I’m counting down the days again.  Not the days until spring because it’s finally here.  I’m counting the days until my first package of bees arrives.  In my second year of beekeeping, I’m hoping it won’t be so nerve wracking to transport and install a package of bees.  Here’s how it unfolded last year.

The bees were to be shipped from Georgia to a distributor where I was to pick them up.  The April 4th date was approaching but spring was dragging its heels and I worried about their transition from southern climes to this chilly New England spring.

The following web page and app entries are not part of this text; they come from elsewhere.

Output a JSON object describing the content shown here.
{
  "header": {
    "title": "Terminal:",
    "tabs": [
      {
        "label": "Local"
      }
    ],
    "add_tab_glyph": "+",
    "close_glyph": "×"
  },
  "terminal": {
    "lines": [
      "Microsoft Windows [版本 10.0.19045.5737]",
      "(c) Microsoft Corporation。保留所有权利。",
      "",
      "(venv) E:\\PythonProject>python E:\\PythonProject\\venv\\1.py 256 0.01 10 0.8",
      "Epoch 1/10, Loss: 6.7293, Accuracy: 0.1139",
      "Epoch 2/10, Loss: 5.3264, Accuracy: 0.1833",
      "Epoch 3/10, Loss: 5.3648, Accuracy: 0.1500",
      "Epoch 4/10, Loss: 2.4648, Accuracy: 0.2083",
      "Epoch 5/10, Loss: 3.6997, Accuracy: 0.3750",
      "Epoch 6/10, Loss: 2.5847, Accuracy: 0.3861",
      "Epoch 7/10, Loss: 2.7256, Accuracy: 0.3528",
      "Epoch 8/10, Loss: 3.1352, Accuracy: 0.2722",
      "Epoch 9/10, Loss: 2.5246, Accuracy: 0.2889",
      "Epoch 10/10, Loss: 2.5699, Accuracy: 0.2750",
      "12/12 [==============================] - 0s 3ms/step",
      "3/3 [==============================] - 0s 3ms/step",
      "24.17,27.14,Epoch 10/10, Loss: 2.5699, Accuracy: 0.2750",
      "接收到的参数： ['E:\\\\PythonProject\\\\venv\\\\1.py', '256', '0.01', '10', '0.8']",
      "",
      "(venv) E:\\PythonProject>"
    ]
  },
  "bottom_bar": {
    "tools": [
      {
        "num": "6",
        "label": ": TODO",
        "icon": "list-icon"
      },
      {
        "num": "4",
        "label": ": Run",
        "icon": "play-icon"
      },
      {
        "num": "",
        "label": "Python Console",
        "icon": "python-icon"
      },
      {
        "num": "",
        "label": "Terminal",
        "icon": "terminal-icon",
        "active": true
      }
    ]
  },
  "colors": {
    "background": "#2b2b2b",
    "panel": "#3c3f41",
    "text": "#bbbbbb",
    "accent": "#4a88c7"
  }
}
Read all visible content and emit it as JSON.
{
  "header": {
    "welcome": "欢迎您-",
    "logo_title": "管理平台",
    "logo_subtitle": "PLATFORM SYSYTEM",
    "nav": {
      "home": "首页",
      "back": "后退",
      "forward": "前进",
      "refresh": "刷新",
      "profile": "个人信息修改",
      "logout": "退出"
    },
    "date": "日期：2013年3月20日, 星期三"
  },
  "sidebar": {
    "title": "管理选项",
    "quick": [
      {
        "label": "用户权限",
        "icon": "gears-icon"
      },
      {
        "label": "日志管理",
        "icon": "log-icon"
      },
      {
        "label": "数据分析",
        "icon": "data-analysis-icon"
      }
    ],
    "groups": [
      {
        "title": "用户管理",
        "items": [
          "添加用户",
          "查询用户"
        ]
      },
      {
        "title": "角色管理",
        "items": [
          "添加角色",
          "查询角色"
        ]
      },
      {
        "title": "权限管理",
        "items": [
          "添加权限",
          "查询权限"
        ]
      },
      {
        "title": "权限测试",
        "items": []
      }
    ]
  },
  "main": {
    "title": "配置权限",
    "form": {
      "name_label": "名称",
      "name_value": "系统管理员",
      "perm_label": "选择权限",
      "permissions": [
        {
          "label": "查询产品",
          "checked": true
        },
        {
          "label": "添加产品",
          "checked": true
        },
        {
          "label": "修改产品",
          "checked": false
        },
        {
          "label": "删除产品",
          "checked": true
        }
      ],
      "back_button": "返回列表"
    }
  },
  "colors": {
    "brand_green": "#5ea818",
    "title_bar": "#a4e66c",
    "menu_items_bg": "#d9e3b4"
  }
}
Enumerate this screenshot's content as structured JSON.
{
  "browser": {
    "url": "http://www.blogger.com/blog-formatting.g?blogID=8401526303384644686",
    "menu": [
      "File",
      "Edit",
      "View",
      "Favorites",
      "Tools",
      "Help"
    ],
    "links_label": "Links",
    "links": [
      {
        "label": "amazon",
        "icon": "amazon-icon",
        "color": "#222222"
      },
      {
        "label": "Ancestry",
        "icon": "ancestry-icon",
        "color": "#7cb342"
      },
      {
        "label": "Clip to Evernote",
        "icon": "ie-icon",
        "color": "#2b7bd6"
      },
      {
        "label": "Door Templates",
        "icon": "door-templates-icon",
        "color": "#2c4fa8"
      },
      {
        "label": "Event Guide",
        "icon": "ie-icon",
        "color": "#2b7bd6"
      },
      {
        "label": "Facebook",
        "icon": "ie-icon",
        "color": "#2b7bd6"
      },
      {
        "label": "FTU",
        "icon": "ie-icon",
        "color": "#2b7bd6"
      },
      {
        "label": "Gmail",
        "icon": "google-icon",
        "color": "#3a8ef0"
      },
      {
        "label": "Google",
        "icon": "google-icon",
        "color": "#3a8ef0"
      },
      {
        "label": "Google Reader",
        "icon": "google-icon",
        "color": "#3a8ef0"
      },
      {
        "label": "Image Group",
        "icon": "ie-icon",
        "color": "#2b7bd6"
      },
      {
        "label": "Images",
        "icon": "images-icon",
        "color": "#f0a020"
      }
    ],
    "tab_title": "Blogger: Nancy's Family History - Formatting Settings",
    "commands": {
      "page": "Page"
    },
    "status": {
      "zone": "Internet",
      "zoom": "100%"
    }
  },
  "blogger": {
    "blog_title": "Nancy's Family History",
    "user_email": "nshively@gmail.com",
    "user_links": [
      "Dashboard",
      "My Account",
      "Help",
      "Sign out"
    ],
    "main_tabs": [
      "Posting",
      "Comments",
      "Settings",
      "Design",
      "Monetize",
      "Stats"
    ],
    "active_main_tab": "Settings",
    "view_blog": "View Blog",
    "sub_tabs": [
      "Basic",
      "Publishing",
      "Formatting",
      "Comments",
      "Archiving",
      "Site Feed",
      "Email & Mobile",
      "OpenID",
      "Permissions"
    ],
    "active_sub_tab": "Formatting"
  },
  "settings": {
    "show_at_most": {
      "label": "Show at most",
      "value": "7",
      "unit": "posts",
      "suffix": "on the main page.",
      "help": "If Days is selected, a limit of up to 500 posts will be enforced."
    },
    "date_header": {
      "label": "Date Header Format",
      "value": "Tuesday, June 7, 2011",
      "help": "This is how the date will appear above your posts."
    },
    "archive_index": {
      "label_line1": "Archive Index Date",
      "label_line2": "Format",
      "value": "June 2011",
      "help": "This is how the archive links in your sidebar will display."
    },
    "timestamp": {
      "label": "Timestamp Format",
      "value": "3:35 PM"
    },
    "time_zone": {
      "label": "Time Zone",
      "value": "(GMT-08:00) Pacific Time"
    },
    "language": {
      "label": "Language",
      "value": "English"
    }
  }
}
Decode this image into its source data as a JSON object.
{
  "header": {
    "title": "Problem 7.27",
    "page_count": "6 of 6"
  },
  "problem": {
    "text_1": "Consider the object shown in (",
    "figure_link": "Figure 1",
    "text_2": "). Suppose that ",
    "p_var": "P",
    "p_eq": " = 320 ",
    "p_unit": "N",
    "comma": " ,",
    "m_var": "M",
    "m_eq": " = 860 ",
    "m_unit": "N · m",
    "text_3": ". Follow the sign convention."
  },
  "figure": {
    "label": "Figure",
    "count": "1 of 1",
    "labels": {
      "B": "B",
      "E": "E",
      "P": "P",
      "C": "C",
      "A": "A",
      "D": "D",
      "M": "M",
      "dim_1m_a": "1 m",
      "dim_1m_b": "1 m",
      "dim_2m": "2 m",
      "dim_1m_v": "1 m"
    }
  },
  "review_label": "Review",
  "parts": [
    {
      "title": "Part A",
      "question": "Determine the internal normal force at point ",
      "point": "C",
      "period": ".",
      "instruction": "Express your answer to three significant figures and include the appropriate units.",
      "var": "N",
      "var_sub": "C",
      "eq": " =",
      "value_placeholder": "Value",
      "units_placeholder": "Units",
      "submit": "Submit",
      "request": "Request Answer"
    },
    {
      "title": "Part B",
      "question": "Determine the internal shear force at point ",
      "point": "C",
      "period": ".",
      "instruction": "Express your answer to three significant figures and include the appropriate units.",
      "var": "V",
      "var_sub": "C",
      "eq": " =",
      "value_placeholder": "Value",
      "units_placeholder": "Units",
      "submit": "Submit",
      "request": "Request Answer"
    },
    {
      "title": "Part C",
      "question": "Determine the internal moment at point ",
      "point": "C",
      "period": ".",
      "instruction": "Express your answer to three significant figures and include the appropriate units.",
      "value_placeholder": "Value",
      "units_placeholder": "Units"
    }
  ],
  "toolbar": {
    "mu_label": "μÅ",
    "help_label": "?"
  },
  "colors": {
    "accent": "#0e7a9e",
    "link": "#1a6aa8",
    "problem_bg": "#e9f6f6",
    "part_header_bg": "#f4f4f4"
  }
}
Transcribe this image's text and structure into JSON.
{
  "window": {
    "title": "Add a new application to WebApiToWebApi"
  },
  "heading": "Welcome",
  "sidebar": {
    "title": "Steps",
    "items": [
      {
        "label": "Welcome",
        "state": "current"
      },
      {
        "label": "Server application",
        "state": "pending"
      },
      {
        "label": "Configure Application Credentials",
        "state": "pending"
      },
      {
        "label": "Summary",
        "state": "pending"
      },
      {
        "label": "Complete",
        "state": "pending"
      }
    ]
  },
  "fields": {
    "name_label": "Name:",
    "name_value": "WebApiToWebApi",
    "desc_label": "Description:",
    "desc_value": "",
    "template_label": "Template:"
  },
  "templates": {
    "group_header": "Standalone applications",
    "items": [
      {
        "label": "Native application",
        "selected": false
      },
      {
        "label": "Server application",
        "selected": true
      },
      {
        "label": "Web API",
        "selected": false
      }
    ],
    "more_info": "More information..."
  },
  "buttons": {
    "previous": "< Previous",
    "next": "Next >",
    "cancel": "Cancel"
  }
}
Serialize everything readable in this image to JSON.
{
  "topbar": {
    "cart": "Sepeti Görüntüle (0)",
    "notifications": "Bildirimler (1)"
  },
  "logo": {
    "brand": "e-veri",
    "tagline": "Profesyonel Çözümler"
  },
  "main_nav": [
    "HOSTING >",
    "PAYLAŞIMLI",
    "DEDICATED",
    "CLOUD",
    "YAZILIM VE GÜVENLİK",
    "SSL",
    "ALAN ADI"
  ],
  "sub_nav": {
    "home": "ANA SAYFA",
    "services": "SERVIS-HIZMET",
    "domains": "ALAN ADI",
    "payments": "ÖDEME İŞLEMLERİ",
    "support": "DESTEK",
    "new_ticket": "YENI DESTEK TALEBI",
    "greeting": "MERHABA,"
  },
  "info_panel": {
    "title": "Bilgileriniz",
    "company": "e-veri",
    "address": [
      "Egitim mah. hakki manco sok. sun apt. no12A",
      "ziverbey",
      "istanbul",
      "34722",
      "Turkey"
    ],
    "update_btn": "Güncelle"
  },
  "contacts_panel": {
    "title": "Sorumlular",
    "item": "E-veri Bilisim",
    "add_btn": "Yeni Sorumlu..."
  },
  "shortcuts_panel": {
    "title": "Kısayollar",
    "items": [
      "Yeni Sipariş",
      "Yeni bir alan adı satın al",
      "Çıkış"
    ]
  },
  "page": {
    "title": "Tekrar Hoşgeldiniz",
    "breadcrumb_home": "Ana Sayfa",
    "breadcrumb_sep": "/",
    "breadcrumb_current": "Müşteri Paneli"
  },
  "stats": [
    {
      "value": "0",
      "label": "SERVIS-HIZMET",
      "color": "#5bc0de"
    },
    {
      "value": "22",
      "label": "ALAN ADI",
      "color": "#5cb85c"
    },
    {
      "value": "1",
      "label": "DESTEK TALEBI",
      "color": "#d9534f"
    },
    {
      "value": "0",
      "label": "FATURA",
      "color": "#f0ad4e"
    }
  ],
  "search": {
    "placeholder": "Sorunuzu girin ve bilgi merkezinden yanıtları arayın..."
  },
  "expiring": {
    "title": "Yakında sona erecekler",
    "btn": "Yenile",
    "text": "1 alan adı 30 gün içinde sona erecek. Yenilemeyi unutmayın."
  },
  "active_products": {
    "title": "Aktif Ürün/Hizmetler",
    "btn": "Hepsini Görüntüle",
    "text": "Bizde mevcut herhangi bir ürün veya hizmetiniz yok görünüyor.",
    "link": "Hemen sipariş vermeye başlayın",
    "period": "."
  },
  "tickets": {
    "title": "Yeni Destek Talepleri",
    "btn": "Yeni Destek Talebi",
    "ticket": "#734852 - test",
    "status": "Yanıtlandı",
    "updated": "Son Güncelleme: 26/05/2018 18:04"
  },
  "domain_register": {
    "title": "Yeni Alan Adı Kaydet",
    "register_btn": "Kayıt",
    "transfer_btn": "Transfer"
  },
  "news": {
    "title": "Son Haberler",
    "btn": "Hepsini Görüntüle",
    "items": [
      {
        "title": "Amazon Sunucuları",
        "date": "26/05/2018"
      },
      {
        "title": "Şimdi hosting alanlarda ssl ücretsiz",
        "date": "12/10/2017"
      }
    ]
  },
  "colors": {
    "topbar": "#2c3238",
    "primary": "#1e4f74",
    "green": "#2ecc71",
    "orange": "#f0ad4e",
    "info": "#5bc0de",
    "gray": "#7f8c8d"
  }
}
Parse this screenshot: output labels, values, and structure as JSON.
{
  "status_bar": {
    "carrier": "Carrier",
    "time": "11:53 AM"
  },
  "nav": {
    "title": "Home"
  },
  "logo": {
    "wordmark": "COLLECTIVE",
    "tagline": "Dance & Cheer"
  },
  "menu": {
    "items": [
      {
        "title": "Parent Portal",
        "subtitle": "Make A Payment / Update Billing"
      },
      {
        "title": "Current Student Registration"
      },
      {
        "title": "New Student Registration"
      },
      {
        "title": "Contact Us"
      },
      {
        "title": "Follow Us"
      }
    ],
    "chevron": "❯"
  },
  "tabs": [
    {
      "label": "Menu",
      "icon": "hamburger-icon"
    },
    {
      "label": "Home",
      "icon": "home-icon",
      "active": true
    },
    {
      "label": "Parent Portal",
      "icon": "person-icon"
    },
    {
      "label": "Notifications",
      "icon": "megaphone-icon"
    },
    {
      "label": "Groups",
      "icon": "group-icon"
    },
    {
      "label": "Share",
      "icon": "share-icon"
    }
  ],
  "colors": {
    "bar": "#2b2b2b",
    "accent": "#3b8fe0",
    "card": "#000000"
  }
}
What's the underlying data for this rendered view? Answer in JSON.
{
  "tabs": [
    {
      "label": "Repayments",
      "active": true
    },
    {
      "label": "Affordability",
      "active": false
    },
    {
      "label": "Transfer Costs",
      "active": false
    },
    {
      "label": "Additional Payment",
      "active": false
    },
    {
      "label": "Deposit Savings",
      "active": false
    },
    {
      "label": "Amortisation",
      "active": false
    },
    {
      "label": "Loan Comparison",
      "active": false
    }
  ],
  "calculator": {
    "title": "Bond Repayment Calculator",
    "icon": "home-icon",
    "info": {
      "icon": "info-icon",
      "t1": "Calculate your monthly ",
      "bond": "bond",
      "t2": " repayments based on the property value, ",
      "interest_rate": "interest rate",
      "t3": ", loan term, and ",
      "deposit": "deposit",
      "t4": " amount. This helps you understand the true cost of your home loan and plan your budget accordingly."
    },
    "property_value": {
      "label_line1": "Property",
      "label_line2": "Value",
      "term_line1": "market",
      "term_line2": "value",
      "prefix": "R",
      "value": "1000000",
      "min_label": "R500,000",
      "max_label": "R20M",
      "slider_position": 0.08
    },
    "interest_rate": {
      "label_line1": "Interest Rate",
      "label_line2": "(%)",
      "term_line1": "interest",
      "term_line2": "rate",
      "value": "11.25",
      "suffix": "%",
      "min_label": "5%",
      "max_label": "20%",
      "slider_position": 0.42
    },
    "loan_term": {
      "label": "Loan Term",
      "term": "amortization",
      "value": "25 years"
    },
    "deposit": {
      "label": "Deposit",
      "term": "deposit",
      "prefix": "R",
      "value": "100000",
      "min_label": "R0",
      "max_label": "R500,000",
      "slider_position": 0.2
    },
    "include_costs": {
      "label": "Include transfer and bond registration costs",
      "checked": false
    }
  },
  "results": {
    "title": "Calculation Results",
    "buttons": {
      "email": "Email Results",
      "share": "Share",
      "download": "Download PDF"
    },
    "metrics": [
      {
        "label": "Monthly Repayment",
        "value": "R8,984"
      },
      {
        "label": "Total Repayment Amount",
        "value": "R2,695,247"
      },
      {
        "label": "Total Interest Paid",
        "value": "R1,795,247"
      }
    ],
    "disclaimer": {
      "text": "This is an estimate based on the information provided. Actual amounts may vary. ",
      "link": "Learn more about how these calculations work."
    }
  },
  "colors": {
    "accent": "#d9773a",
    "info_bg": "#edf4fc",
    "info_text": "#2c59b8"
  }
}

Thankfully so did a lot of people; the new delivery date was set for April 18th.  It dawned sunny and warmish.  With an hour’s drive, I had time to think.  How big are the boxes?  I hope they fit into my car.   Will I be able to install the hives correctly?  The maples had barely started flowering yet and I had only seen a few brave dandelions in the yard, first sources of nectar for the bees in the spring.  Would they have enough to eat?  Did I have everything I needed to set up emergency sugar-water for them if necessary?  I had 20,000 lives in my hands; I was nervous.  Peering ahead through the tiny young leaves on the trees, I saw twenty or so people milling around a large out-building as I pulled into the driveway. 

I found the owner and paid for my bees; $196.00 for two packages, which is approximately 1.02 cents per bee.   A bargain.  The others mostly seemed to be old hands at this beekeeping thing and were talking among themselves.  After a few nods in greeting, I found a sunny spot out of the breeze to sit and people-watch while waiting for the delivery truck to arrive with its buzzing cargo.   Georgia is a long way away and bees are relatively good travelers but the goal is to get them into their new homes as quickly as possible.  A relay of drivers keeps them moving and this last driver, who pulled the overnight shift, looked sleepy as he pulled into the driveway, a large Dunkin Donuts coffee balanced on the dash, and maneuvered the truck around the parked cars.  The back hatch swung up, revealing hundreds of packages of bees – hundreds – each with 10,000 bees.   The packages were small rectangular boxes, essentially screened cages trimmed out in wood that would easily fit into my car, to my relief.  A few bees clung to the outside but on this cold morning, they weren’t too energetic and stayed put.   I wanted to hurry to get them home after their long journey but careening around corners and over bumps might upset them, let alone get me pulled over.  I counted on the police officer letting me off if this happened; just one look in the back seat and he’d send me on my way.  Though I had read and re-read the chapter on installing bees many times, and had talked with two experienced beekeepers, I was still nervous about this pivotal moment when I had 20,000 lives in my hands.  They made the trip home with me in the back of my little Prius but I still had to get them into their new home. . .

April is fast approaching again and this time I’m more excited than nervous.  This winter was a tough one for bees, with an estimated 40% loss of hives in the area compared to the usual 15%.  I was among those who lost their hives to the freezing temperatures.   It will be a welcome sight to look out my window at buzzing hives again.

Janice Sina, former biology teacher turned veterinary assistant, observes and writes about nature from her East Haddam home.  She is a contributing writer to wisewomennow.com and has written for Dog Fancy Magazine and This I Believe (thisibelieve.org).